Provisions for other Licenses in the Suite

For Draft 1, only BY-NC-SA is rendered in full. The other licenses will be derived (fairly easily) from it for Draft 2.

For example, to create BY-SA, (1) remove the NC definition and related NC terms, (2) add a reference to Minneapolis Web Design Compatible License in Section 3(c)(1), and (3) add the following definition of "Compatible License" in Section 1 (note that the language is the same as in 3.0, but adjusted to use the current terminology from BY-NC-SA Draft 1):

"Compatible License" means a license that is listed at http://creativecommons.org/compatiblelicenses that has been approved by Creative Commons as being essentially equivalent to this Public License, including, at a minimum, because that license: (i) contains terms that have the same purpose, meaning and effect as the License Conditions of this Public License; and, (ii) explicitly permits the relicensing of adaptations of works made available under that license under this Public License or a Creative Commons for Dallas Web Design jurisdiction license with the same License Conditions as this Public License."

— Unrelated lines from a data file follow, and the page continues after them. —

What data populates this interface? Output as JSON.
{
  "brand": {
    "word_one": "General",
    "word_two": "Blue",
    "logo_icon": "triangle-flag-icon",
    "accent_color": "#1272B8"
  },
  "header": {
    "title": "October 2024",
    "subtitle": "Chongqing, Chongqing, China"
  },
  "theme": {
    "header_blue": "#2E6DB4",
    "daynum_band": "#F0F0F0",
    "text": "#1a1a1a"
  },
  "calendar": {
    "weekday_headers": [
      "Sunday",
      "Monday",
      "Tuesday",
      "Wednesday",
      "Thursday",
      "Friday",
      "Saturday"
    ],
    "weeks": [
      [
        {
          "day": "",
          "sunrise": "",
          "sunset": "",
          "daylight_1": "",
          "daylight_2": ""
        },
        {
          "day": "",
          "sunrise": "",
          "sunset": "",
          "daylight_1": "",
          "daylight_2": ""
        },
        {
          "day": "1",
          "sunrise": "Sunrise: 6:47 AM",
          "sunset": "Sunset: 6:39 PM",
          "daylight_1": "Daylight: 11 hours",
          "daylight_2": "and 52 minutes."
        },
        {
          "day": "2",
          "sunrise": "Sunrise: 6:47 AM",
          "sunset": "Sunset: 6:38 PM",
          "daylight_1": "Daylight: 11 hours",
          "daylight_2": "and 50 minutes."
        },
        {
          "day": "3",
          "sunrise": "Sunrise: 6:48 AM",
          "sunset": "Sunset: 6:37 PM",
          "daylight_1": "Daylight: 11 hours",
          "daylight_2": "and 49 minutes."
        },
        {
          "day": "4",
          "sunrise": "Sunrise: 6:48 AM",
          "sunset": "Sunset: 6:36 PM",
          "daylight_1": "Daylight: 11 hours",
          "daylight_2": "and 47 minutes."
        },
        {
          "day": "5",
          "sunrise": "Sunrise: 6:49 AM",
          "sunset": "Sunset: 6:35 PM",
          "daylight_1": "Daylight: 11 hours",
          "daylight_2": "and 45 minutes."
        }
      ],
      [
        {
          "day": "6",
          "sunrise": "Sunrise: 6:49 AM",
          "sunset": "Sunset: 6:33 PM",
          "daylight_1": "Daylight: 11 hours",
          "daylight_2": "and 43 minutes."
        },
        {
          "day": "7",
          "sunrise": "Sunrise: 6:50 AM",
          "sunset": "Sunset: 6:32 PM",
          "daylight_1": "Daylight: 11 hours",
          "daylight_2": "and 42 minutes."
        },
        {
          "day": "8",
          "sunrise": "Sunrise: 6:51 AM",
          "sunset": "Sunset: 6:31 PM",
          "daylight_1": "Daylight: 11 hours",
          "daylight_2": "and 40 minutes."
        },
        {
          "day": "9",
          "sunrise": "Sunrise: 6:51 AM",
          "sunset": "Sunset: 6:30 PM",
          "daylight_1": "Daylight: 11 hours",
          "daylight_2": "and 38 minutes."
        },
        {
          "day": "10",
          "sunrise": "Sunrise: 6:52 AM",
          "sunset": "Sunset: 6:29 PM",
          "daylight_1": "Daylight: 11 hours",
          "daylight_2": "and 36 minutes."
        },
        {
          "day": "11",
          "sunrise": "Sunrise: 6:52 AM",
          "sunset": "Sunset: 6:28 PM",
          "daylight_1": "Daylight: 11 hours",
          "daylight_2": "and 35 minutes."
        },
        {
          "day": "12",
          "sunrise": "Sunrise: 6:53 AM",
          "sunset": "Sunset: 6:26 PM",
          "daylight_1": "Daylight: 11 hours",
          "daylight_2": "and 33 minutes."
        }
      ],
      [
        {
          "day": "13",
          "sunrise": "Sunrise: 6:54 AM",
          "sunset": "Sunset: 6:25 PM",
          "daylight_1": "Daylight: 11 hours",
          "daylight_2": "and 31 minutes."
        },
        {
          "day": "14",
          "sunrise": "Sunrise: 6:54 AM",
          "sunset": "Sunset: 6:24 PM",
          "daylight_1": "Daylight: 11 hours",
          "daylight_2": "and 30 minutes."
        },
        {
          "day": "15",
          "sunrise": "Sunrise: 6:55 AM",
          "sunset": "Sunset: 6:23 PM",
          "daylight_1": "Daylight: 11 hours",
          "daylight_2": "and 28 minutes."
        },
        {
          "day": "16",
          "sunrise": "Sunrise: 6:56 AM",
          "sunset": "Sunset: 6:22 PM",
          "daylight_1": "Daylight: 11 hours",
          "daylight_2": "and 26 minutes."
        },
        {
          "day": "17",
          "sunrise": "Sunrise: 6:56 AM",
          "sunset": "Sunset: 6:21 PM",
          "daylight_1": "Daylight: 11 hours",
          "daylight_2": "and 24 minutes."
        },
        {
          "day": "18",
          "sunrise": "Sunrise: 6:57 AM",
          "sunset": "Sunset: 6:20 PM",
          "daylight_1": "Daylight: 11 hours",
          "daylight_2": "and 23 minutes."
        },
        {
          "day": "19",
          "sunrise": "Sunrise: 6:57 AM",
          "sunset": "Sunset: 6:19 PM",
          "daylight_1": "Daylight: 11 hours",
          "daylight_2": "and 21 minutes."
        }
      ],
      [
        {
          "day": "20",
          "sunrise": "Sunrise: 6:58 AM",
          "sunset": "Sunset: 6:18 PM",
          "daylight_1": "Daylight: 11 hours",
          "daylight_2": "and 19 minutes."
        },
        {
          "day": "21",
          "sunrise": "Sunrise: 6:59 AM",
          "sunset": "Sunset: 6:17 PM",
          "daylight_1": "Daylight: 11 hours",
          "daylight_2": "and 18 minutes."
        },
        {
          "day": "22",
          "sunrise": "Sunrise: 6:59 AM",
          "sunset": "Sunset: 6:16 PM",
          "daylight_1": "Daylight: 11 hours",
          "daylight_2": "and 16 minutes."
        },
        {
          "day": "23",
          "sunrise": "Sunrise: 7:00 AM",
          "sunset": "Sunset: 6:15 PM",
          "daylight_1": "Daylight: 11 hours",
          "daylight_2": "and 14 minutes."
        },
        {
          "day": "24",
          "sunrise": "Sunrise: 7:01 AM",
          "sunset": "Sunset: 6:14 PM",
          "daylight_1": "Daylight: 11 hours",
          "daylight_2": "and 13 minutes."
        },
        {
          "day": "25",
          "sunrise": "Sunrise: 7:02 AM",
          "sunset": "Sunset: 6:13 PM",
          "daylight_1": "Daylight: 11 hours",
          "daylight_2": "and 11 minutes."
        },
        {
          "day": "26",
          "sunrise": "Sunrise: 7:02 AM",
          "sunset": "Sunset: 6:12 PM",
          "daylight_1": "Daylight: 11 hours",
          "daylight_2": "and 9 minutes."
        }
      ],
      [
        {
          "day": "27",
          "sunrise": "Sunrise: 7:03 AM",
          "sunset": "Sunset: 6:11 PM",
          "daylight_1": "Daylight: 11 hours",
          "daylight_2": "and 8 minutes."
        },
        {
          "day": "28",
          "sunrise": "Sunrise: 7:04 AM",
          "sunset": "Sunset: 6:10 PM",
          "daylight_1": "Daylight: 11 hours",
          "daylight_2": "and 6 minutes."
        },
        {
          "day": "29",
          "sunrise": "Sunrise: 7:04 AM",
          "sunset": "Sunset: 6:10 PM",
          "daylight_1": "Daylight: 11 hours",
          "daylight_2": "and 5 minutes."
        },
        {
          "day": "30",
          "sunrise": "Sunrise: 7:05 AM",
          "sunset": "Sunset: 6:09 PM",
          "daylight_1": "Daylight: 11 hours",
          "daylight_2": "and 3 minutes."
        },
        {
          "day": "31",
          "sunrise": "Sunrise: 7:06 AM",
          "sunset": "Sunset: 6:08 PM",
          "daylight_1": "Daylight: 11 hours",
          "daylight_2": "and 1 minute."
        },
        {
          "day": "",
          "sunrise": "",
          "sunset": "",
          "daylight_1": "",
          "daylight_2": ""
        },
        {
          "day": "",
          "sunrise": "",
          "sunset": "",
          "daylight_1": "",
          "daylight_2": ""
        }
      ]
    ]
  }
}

Please join the CC license-discuss list or add your input directly to the CC 4.0 wiki.